Excerpts from an interface dataset:
*** Begin section ***
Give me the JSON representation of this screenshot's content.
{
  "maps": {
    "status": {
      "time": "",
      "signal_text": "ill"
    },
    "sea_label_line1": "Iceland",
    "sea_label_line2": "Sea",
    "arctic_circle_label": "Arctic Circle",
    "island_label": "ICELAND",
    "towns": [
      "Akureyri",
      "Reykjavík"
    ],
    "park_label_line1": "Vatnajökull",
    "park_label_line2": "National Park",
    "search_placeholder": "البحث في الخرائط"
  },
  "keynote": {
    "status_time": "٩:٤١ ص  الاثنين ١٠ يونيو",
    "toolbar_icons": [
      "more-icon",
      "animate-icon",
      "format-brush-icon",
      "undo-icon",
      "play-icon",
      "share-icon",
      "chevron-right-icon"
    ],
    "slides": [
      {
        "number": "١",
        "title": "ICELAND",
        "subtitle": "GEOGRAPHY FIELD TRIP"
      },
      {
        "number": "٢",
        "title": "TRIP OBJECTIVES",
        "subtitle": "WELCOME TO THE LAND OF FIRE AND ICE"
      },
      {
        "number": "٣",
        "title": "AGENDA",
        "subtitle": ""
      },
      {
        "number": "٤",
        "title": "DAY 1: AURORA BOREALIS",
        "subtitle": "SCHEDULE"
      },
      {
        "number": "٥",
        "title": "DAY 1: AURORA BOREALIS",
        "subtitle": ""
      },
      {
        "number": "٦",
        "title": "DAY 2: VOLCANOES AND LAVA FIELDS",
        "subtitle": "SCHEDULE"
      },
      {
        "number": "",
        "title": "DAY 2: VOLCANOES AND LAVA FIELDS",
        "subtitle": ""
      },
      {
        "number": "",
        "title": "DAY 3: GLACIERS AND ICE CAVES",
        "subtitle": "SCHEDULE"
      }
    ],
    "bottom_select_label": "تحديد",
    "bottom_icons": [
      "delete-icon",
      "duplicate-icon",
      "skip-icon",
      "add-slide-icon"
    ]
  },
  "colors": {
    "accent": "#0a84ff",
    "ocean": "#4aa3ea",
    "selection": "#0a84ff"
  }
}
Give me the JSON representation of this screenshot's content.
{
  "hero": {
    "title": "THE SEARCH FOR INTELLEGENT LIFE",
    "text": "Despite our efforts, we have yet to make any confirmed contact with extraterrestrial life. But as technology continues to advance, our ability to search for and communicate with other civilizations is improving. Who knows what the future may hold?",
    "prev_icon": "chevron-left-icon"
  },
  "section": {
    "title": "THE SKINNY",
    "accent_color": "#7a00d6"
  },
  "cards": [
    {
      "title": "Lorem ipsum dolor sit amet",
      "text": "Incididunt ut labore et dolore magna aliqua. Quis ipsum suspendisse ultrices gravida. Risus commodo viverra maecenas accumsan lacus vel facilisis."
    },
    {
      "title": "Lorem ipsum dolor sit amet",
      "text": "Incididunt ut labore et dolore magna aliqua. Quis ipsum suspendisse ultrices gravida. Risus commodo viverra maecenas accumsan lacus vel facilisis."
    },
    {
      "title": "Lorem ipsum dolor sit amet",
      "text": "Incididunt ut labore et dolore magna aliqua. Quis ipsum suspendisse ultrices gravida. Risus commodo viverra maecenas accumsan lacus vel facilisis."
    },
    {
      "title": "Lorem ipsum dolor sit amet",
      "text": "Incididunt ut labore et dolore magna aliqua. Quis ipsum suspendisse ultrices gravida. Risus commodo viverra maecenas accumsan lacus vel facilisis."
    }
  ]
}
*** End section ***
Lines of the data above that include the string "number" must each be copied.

> _Response to the task_:
        "number": "١",
        "number": "٢",
        "number": "٣",
        "number": "٤",
        "number": "٥",
        "number": "٦",
        "number": "",
        "number": "",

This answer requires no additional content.